This is not my usual genre of book, and I haven't read any others in the series, but there was plenty of suspense, action, and twists to keep it going. Certainly an enjoyable read if you're a fan of books like The Sigma Protocol. The writing was top-notch in terms of pacing, vocabulary, and readability, and the characters motives were generally deep and well-motivated. Plots within plots within plots abound. Unlike, say, The Da Vinci Code, you're not expected to figure out the puzzles for yourself, which can cut both ways in terms of reader engagement. I would definitely consider reading another book by this author. 4/5
Title: The Charlemagne Pursuit
Author: Steve Berry
ISBN: 9780345485793/Ballantine Books
Protagonist: Cotton Malone, bookseller and former US government operative
Setting: present-day, Germany and Antarctica
First Line: The alarm sounded and Forrest Malone came alert.
Cotton Malone's father was a submariner in the US Navy.

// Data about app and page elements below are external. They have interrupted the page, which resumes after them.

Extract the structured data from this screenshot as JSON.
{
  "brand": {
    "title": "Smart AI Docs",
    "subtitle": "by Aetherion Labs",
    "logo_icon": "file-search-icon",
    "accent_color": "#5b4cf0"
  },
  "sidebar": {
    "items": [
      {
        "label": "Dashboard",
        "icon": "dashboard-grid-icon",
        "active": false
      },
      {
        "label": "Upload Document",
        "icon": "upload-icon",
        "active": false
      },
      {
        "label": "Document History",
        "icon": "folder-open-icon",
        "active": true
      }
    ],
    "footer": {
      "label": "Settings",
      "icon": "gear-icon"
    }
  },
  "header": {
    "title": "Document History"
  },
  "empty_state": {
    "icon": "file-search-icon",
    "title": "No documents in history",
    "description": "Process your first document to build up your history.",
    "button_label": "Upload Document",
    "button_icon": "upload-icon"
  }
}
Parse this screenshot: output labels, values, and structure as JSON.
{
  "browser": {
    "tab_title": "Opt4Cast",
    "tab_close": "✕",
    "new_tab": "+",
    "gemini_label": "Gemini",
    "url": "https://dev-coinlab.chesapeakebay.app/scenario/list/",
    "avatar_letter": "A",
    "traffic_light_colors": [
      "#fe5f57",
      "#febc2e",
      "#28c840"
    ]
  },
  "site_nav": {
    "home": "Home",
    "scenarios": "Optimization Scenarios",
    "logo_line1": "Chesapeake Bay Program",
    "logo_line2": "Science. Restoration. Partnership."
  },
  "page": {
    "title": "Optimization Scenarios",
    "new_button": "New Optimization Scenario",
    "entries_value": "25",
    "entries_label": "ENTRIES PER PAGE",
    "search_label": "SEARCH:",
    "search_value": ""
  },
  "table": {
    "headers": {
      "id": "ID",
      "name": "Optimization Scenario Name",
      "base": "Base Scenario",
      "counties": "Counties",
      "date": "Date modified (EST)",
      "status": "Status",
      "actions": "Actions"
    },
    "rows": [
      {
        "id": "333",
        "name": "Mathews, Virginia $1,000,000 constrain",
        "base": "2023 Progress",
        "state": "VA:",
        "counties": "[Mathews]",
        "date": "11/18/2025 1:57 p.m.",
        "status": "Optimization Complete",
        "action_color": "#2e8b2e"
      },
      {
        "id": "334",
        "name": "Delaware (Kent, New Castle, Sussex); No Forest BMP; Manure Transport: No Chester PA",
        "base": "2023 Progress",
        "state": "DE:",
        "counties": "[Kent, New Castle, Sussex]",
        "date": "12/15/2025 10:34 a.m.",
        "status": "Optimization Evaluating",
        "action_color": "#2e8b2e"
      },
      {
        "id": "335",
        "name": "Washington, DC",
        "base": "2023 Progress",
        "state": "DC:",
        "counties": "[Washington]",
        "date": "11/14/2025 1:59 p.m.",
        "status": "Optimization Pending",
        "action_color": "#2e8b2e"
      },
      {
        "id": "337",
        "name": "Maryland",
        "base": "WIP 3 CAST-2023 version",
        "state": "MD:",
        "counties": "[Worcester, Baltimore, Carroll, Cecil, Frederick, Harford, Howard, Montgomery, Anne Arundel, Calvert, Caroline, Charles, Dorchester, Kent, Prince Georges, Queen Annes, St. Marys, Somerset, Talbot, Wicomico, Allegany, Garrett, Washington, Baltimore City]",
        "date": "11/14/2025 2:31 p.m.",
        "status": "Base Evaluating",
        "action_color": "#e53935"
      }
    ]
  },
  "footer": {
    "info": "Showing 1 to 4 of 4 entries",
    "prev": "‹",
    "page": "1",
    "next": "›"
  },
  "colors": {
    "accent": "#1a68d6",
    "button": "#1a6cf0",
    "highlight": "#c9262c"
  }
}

When Cotton was ten, Forrest Malone went on patrol and never came back. Cotton always wanted to know what happened, but told the mission was classified, he let it go--until his own son began asking questions about his grandfather. Since he's a former operative for the US government, he knows people in the right places, and he's owed favors. He asks to see the file on his father's last mission...and people start dying. While Cotton finds himself in Germany, dodging bullets and thrown in amongst the very strange Oberhauser family, his former boss finds herself searching for clues and following the trail of an assassin in the eastern US. It all ties in with something called the Charlemagne Pursuit, ancient knowledge known to Charlemagne, with connections to Nazi Germany all the way to the present day.
I don't read many thrillers, but Steve Berry's Cotton Malone series is an exception. I like Berry's characterization of Cotton and his former boss, Stephanie. The author also seems to have a knack of choosing historical bits and puzzles that fascinate me like the Amber Room, the Romanovs, and the Knights Templar. Although the Charlemagne Pursuit is much more a puzzle of the author's own devising, I found it fascinating as well. The pages turned quickly in this book. The only thing in it that I didn't particularly care for was the entire Oberhauser clan. I think that, as I get older, my tolerance for twisted families becomes less and less.
[This is a review of an advanced reading copy.]